Don’t Judge Me For Having That Glass Of Wine While Pregnant

by Sarah Cottrell
Originally Published: 
drinking wine while pregnant
iStock | Highwaystarz-Photography

The moment a woman announces to the world that she is expecting, she apparently becomes public property. People say rude things to her like, “Did you mean to get pregnant?” They ask her inappropriate personal questions like, “Are you going to have a natural birth or schedule it?” And they even have the gall to arrogantly make decisions for her like, “Oh, you can’t eat that while pregnant. I read about that online.” It is this last point that especially chaps my hide.

Guess what? I’m a full-grown adult with an advanced degree in motherhood. I think I can handle eating or drinking whatever I want without the public rubbernecking and making sanctimonious commentary on it. Some women will eat their brie and blue cheese throughout pregnancy. Others will refuse to give up deli meat, and they end up with perfectly healthy babies too. With all the strict rules that leave no room for gray areas, it is time that we give women a little bit more benefit of the doubt when it comes to the health and safety of their pregnancies.

For example, if I choose to have a glass of red wine while pregnant, then I will have one. Note that I did not say a bottle of wine or a cask. I said glass. Women all over the world have been relishing an occasional glass of red while expecting for eons without harming their growing babies. And despite what the legions of overly opinionated strangers armed with misinformation on the internet will tell you, there is plenty of research to back up the fact that a few glasses of wine spread throughout a pregnancy is absolutely no big deal.

The American Congress of Obstetricians and Gynecologists (ACOG) has a zero tolerance policy when it comes to alcohol during pregnancy, but the fact is there is simply no evidence that occasional light drinking — I’m talking one glass of wine here or there — is dangerous to a growing fetus.

According to Emily Oster, an associate professor of economics at Brown University and author of Expecting Better: Why the Conventional Pregnancy Wisdom Is Wrong-and What You Really Need to Know:

The bottom line is that while there is clear evidence of the dangers of heavy drinking — especially binge drinking — in pregnancy, the same cannot be said for low levels of alcohol consumption. As even the AAP report acknowledges, there is consensus on this issue. A large share of OBs in the U.S. report telling their pregnant patients that some alcohol is fine.

We have come to a bizarre place in modern parenting when we expect mothers to be 10,000% responsible for every aspect of her progeny, and yet we don’t trust her to make a single parenting decision. Just look at the way we treat breastfeeding mothers. We rail against mothers who use formula, but then shame and mock women who breastfeed their babies in view of anyone with eyeballs.

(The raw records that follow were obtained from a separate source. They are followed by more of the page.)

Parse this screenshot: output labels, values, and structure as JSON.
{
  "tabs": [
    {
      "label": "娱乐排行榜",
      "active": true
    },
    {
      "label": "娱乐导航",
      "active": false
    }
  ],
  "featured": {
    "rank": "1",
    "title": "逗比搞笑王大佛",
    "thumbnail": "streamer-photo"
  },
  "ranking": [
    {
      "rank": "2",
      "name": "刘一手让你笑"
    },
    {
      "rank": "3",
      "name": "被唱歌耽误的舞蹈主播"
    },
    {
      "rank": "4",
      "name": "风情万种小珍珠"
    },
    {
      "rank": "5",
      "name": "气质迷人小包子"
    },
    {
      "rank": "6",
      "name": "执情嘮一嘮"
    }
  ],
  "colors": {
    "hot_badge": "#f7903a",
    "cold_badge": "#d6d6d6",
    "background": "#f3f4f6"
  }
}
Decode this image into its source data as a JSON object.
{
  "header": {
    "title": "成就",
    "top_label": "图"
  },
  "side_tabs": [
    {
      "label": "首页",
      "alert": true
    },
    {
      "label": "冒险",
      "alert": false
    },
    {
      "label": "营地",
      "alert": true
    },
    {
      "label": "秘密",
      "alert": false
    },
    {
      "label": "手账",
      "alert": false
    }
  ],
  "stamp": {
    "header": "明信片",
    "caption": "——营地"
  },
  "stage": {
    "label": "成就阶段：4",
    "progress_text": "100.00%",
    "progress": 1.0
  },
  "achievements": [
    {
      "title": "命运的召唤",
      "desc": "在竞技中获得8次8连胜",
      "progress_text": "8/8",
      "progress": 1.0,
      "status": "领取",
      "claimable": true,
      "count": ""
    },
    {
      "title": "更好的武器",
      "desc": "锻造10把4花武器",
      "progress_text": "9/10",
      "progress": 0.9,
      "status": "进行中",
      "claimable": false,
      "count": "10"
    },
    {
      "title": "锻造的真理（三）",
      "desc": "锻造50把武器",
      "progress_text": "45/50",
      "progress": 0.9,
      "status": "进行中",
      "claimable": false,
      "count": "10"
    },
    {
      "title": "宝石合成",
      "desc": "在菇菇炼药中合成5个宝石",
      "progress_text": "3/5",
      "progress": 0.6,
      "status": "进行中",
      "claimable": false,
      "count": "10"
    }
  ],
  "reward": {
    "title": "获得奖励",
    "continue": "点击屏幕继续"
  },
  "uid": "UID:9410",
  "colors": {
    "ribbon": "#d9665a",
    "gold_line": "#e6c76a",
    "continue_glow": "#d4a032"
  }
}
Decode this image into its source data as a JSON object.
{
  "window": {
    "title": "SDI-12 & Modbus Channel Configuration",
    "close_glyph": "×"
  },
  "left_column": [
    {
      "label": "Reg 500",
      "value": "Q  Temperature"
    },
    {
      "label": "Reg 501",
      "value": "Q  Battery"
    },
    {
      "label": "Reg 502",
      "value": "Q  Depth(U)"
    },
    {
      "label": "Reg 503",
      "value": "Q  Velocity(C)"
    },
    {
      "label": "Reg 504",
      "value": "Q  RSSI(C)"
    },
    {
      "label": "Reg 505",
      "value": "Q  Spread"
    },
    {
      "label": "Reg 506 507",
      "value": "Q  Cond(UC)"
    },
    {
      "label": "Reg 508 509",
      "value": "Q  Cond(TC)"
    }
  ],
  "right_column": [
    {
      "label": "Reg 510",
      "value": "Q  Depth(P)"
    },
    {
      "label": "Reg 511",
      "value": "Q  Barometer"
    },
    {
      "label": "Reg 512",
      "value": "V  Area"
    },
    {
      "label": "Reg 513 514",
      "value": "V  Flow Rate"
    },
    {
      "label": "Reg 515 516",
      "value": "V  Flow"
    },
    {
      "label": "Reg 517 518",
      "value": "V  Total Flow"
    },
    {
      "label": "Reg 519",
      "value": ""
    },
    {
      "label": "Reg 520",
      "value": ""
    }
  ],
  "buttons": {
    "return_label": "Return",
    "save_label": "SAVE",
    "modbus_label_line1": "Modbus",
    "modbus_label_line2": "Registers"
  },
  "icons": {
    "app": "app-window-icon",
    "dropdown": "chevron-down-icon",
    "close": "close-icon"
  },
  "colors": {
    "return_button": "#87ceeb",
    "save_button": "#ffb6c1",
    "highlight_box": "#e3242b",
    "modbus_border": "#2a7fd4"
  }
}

No woman should be drinking heavily while pregnant. And honestly, no person should really be drinking heavily, period. That’s just common sense. But when we collectively gang up and tell women that they aren’t allowed to make informed decisions about their own bodies, we are telling them that their voices are invalid and that no matter how they came to their decisions (informed or not), we ultimately have an innate right to veto and shame them into behaving in ways that are counterintuitive to their lives. This attitude toward women sounds a lot like bullshit to me.

This sexist and condescending attitude toward women is bullshit, people.

We need to get a to place as a culture where we can learn to trust mothers — who, by the way, are brave and bold AF — to know what is best for their families and for themselves. And so when I see a pregnant woman in a restaurant enjoying a small glass of red wine with her dinner, I won’t give her a hard time. I will raise my glass at her and congratulate her on her growing family.

And that glass I raise? It may have water in it, or it may have wine. And I’ll tell you something else: Whatever is in that glass is nobody’s damn business but mine.


This article was originally published in 2016.

This article was originally published on